Syracuse Immigration Attorney Says Trump Travel Ban Will Have Far-Reaching Affects

Jan 30, 2017

Immigration Attorney Sharon Ames.
Credit facebook.com / Sharon L. Ames, Esq.

The Trump Administration’s travel ban on refugees and others is creating confusion…and heartbreak for families in Central New York and across the nation.  The executive order will impact everyone from new refugees to those who’ve lived in the U.S. on visas for decades.

Long-time Syracuse immigration attorney Sharon Ames says the administration’s “drastic measure” will be felt here in Syracuse.  The resettlement of 220 refugees already approved to move to Syracuse has been halted.  Ames says she spoke with a man who knew of an affected Syrian family.

"A mother who had left her children, fleeing the war, and resettled in another country before being allowed to come to the United States," Ames said.  "To be able to bring her children and be here together...that now is going to be impossible for her."

Ames says those holding temporary or permanent visas seeking entry from one of seven majority-Muslim countries could also be detained for at least 90 days.

"These are people who could have lived her for 20 years with a green card, and for one reason or another, have not become U.S. citizens," Ames said.  "It affects students, research scholars, people we want here working for us."

Ames says they might be subject to secondary inspection and allowed to return…or denied entry altogether.

She says the travel ban can also mean life or death for those with special immigrant visas.

"These are the interpreters and people who worked for the United States military helping our soldiers in Iraq who got special visas to come here because now they're in danger of being killed due to their collaboration with the United States."

The Trump Administration says it is actively seeking to identify those visa holders from Iraq to exclude them from extra scrutiny.  

Ames says the executive action also affects those on already on American soil.

"It prevents people here who have green cards from traveling," Ames said.  "If you have a death in your family in you're home country or elsewhere and you're from one of those seven countries,  you're going to think twice about traveling outside the country because you may not get back in."                  

About 50 Syracuse University students have been instructed not to travel because they’re from Syria, Iran, Iraq, Sudan, Somalia, or Yemen.  Ames says lawyers are teaming up nationwide to legally address the executive order. 
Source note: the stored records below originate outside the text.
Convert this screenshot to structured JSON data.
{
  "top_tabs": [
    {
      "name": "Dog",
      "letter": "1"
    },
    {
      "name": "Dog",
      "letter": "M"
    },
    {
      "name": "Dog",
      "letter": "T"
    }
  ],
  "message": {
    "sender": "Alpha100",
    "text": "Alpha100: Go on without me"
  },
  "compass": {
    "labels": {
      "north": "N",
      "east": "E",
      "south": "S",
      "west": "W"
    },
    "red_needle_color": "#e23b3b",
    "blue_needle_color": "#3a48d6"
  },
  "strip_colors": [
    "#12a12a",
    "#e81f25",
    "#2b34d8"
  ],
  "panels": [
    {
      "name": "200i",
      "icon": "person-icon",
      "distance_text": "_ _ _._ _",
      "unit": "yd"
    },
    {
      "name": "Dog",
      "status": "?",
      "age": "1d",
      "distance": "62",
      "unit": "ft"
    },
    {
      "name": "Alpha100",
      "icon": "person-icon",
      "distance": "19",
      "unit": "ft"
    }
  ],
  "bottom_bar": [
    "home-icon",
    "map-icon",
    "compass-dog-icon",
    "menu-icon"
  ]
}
VOLUNTEER LAWYERS OFFER ADVICE, LEGAL AID

Those with the Volunteer Lawyers Project of Onondaga County has responded to the executive order by offering "Know Your Rights" presentations.  Immigration Pro Bono Coordinator Herve Comeau says Muslims and others are understandably fearful.
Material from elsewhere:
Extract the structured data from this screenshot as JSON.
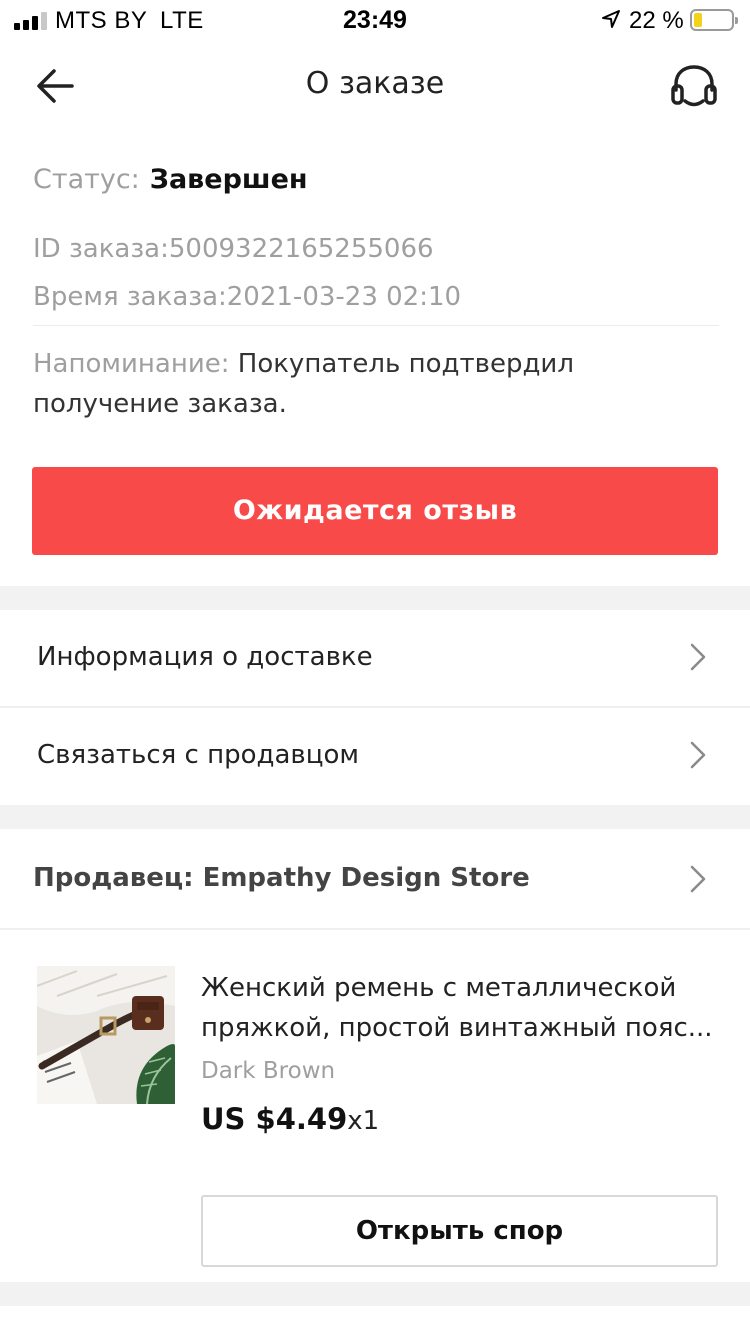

"We have clients who are afraid of speaking out, of the retribution that might follow.  We are advising non-citizens from the seven countries listed in the order not to travel outside of the country," Comeau said in a statement.  "We're asking them to make plans for the care of their children in the eventuality that they are barred from re-entering the country or detained."  

Comeau says he, himself, is a first generation immigrant.  While he's disheartened by the administration's actions, he's proud of the city's response and the legal community's support.  

OnLVP is a non-profit legal aid organization that provides free legal information, assistance, and representation in civil legal matters to low-income people.    Their number is 471-3409.